These tips serve as valuable reminders for both beginners and advanced runners.
10 essential tips for runners
Mechanical stress quantification: Your body will adapt as long as the applied stress is not greater than your body’s capacity to adapt.
Always progress your training gradually, whether it is in terms of distance, speed, intensity, or even when transitioning to a new pair of running shoes.
Be prepared for your workout to maximize your gains.
Peace & Love
Learn more about the "PEACE & LOVE" acronym to optimize recovery after a soft tissue injury (muscle strain, ankle sprain, etc.)
Clinical observations suggest that different types of mechanical stress lead to different running injuries. This poster shows a classification based on load, repetition and range of motions injuries. It also provides basic advice regarding treatment.
Medical imaging in asymptomatic patients is almost as likely to reveal radiological "features" similar to symptomatic patients consulting for a non-traumatic injury. This poster shows typical incidental findings in people who do not have any symptoms.

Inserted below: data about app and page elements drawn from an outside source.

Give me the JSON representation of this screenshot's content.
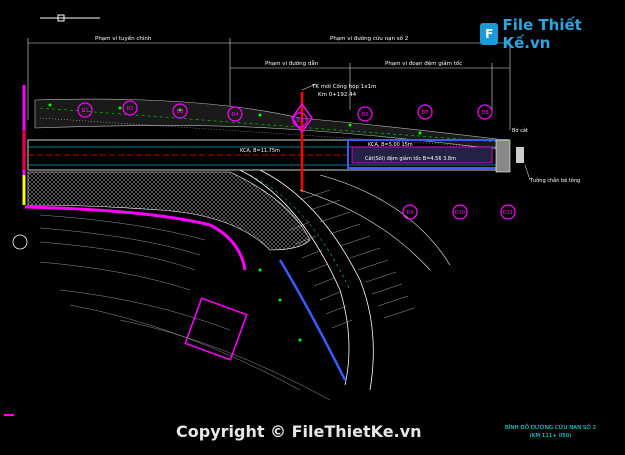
{
  "watermark": {
    "logo_text": "File Thiết Kế.vn",
    "logo_mark": "F",
    "copyright": "Copyright © FileThietKe.vn"
  },
  "labels": {
    "route_scope": "Phạm vi tuyến chính",
    "rescue_scope": "Phạm vi đường cứu nạn số 2",
    "access_scope": "Phạm vi đường dẫn",
    "decel_scope": "Phạm vi đoạn đệm giảm tốc",
    "culvert_note_1": "TK mới Cống hộp 1x1m",
    "culvert_note_2": "Km 0+192.44",
    "road_note_1": "KCA, B=11.75m",
    "road_note_2": "KCA, B=5.00 15m",
    "buffer_note": "Cát(Sỏi) đệm giảm tốc B=4.56 3.8m",
    "wall_note": "Bờ cát",
    "barrier_note": "Tường chắn bê tông",
    "drawing_title_1": "BÌNH ĐỒ ĐƯỜNG CỨU NẠN SỐ 2",
    "drawing_title_2": "(KM 111+ 050)"
  },
  "markers": [
    "Đ1",
    "Đ2",
    "Đ3",
    "Đ4",
    "Đ5",
    "Đ6",
    "Đ7",
    "Đ8",
    "Đ9",
    "Đ10",
    "Đ11"
  ],
  "colors": {
    "cyan": "#00ffff",
    "magenta": "#ff00ff",
    "green": "#00ff00",
    "red": "#ff0000",
    "yellow": "#ffff00",
    "blue": "#3b5bff",
    "white": "#ffffff"
  }
}
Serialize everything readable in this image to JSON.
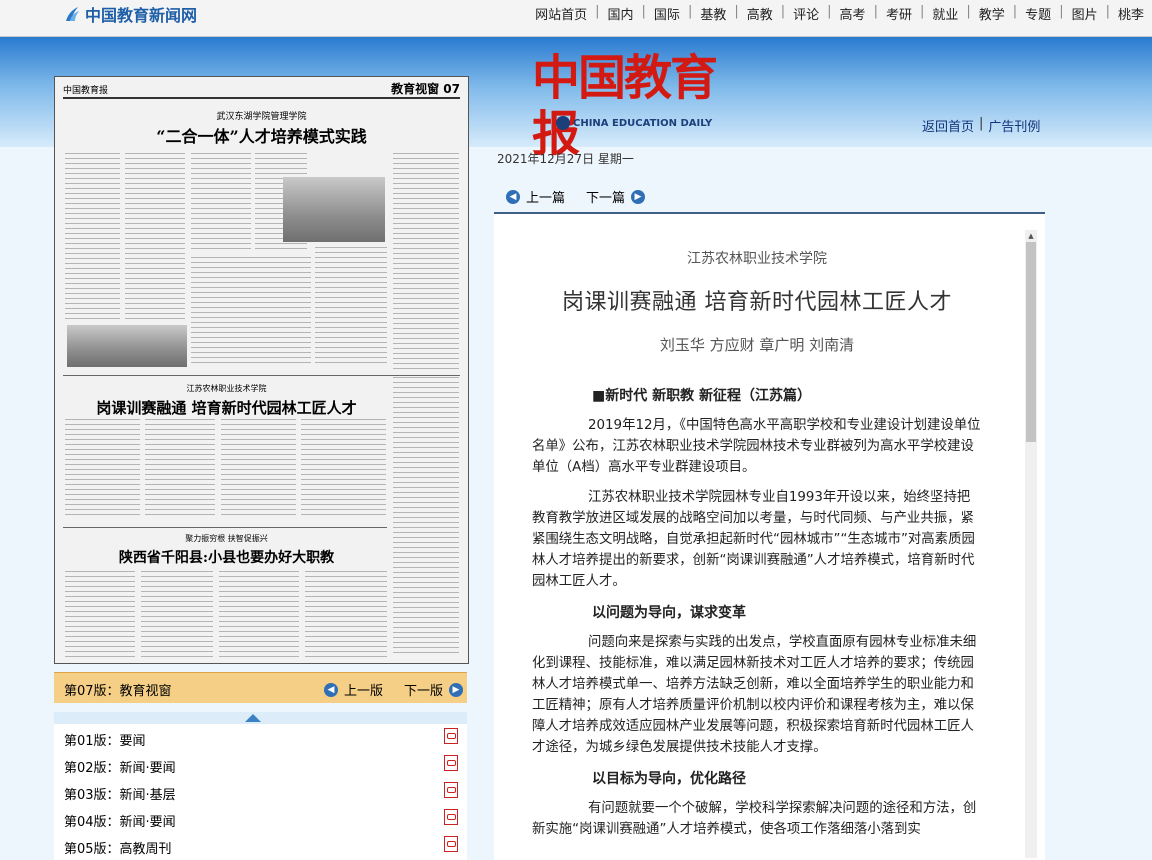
{
  "site": {
    "name": "中国教育新闻网",
    "nav": [
      "网站首页",
      "国内",
      "国际",
      "基教",
      "高教",
      "评论",
      "高考",
      "考研",
      "就业",
      "教学",
      "专题",
      "图片",
      "桃李"
    ]
  },
  "header": {
    "logo_text": "中国教育报",
    "logo_en": "CHINA EDUCATION DAILY",
    "links": [
      "返回首页",
      "广告刊例"
    ],
    "date": "2021年12月27日  星期一"
  },
  "article_nav": {
    "prev": "上一篇",
    "next": "下一篇"
  },
  "article": {
    "school": "江苏农林职业技术学院",
    "title": "岗课训赛融通  培育新时代园林工匠人才",
    "authors": "刘玉华  方应财  章广明  刘南清",
    "column": "■新时代  新职教  新征程（江苏篇）",
    "p1": "2019年12月，《中国特色高水平高职学校和专业建设计划建设单位名单》公布，江苏农林职业技术学院园林技术专业群被列为高水平学校建设单位（A档）高水平专业群建设项目。",
    "p2": "江苏农林职业技术学院园林专业自1993年开设以来，始终坚持把教育教学放进区域发展的战略空间加以考量，与时代同频、与产业共振，紧紧围绕生态文明战略，自觉承担起新时代“园林城市”“生态城市”对高素质园林人才培养提出的新要求，创新“岗课训赛融通”人才培养模式，培育新时代园林工匠人才。",
    "h1": "以问题为导向，谋求变革",
    "p3": "问题向来是探索与实践的出发点，学校直面原有园林专业标准未细化到课程、技能标准，难以满足园林新技术对工匠人才培养的要求；传统园林人才培养模式单一、培养方法缺乏创新，难以全面培养学生的职业能力和工匠精神；原有人才培养质量评价机制以校内评价和课程考核为主，难以保障人才培养成效适应园林产业发展等问题，积极探索培育新时代园林工匠人才途径，为城乡绿色发展提供技术技能人才支撑。",
    "h2": "以目标为导向，优化路径",
    "p4": "有问题就要一个个破解，学校科学探索解决问题的途径和方法，创新实施“岗课训赛融通”人才培养模式，使各项工作落细落小落到实"
  },
  "paper": {
    "header_left": "中国教育报",
    "header_right": "教育视窗 07",
    "headline1_sub": "武汉东湖学院管理学院",
    "headline1": "“二合一体”人才培养模式实践",
    "headline2_sub": "江苏农林职业技术学院",
    "headline2": "岗课训赛融通    培育新时代园林工匠人才",
    "headline3_sub": "聚力振穷根  扶智促振兴",
    "headline3": "陕西省千阳县:小县也要办好大职教"
  },
  "paper_footer": {
    "version": "第07版：教育视窗",
    "prev": "上一版",
    "next": "下一版"
  },
  "paper_list": [
    {
      "label": "第01版：要闻"
    },
    {
      "label": "第02版：新闻·要闻"
    },
    {
      "label": "第03版：新闻·基层"
    },
    {
      "label": "第04版：新闻·要闻"
    },
    {
      "label": "第05版：高教周刊"
    }
  ]
}
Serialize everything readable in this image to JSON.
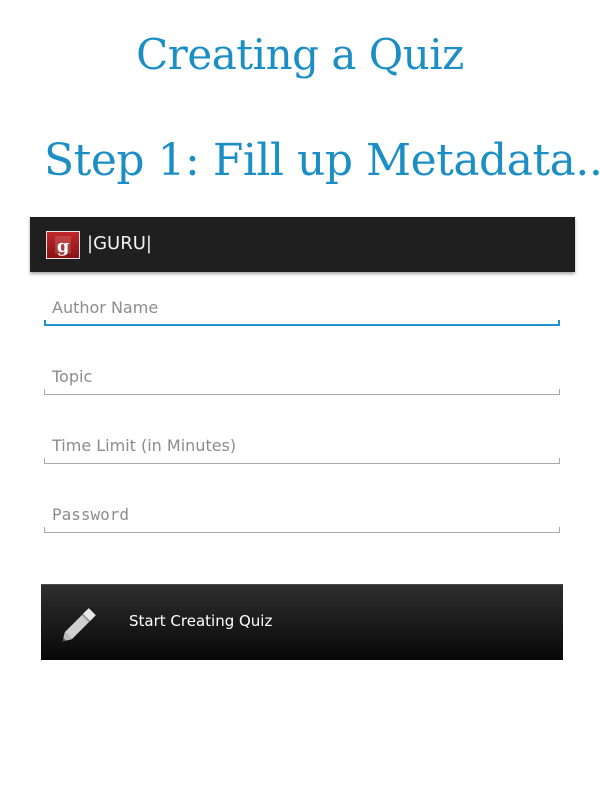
{
  "headings": {
    "title": "Creating a Quiz",
    "step": "Step 1: Fill up Metadata.."
  },
  "app": {
    "title": "|GURU|",
    "logo_letter": "g",
    "actionbar_color": "#1f1f1f"
  },
  "form": {
    "author_placeholder": "Author Name",
    "topic_placeholder": "Topic",
    "time_limit_placeholder": "Time Limit (in Minutes)",
    "password_placeholder": "Password",
    "focus_color": "#1e93cf"
  },
  "start_button": {
    "label": "Start Creating Quiz",
    "icon": "pencil-icon"
  },
  "colors": {
    "heading": "#1c8ec6",
    "logo": "#b01e21"
  }
}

A stress fracture is a frequent overuse injury in runners. A low percentage are classified as “high risk” for complications (secondary displacement, delayed consolidation, pseudarthrosis). In these cases, extended rest is warranted, and running is resumed only when there is no more pain. This poster shows which stress fractures are high risk.

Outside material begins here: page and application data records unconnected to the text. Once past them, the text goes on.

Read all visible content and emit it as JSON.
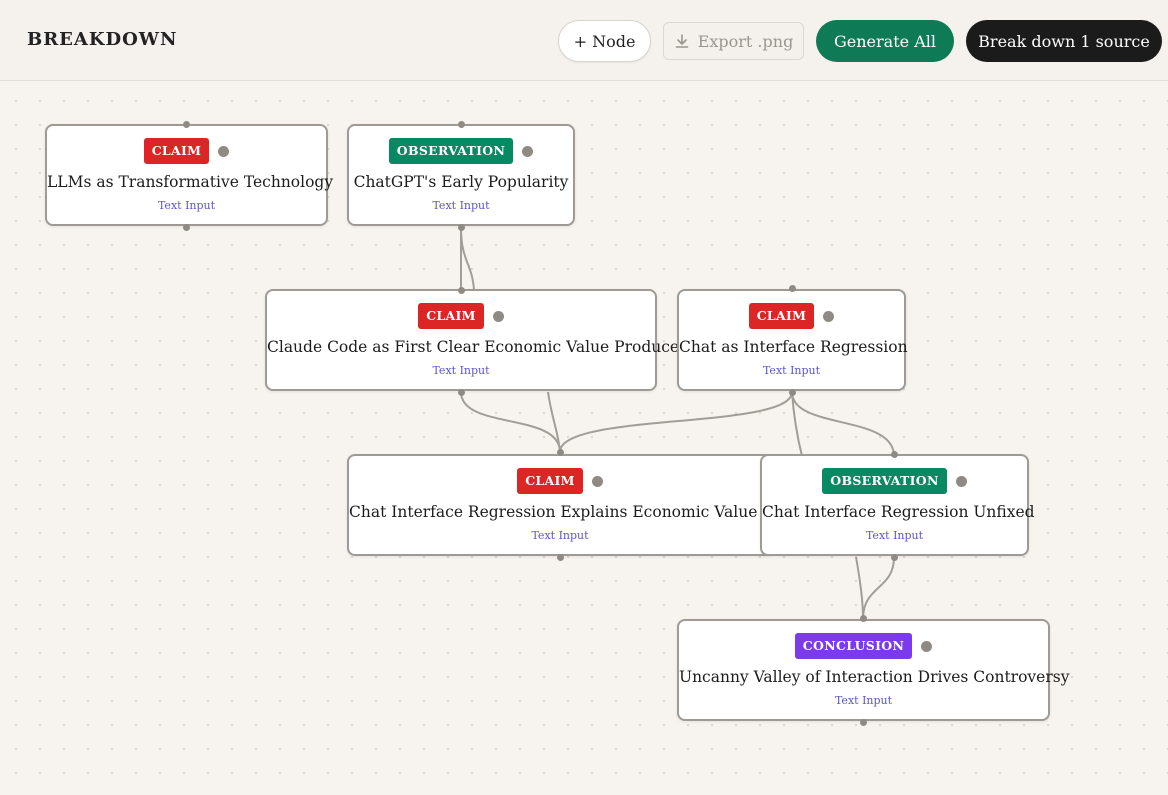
{
  "header": {
    "title": "BREAKDOWN",
    "add_node_label": "+ Node",
    "export_label": "Export .png",
    "generate_label": "Generate All",
    "breakdown_label": "Break down 1 source"
  },
  "icons": {
    "export": "download-icon",
    "status": "status-dot"
  },
  "colors": {
    "claim": "#dc2626",
    "observation": "#078a63",
    "conclusion": "#7c3aed",
    "generate_button": "#0f7a56",
    "breakdown_button": "#1b1b1b",
    "node_subtitle": "#5b56c9"
  },
  "nodes": [
    {
      "type": "CLAIM",
      "title": "LLMs as Transformative Technology",
      "subtitle": "Text Input"
    },
    {
      "type": "OBSERVATION",
      "title": "ChatGPT's Early Popularity",
      "subtitle": "Text Input"
    },
    {
      "type": "CLAIM",
      "title": "Claude Code as First Clear Economic Value Producer",
      "subtitle": "Text Input"
    },
    {
      "type": "CLAIM",
      "title": "Chat as Interface Regression",
      "subtitle": "Text Input"
    },
    {
      "type": "CLAIM",
      "title": "Chat Interface Regression Explains Economic Value Delay",
      "subtitle": "Text Input"
    },
    {
      "type": "OBSERVATION",
      "title": "Chat Interface Regression Unfixed",
      "subtitle": "Text Input"
    },
    {
      "type": "CONCLUSION",
      "title": "Uncanny Valley of Interaction Drives Controversy",
      "subtitle": "Text Input"
    }
  ]
}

In most cases, tendinopathy is the result of tension overload. However, some specific tendons can also be exposed to compressive forces where they attach to the bone. At the early stages of treatment, it is important to avoid positions that compress the tendon. This poster presents which tendons can be compressed as well as the position of compression.
Health care professionals have long preferred the so-called protection mode over the adaptation mode. This poster details which therapeutic modalities correspond to which mode, and indicates the right time for each approach.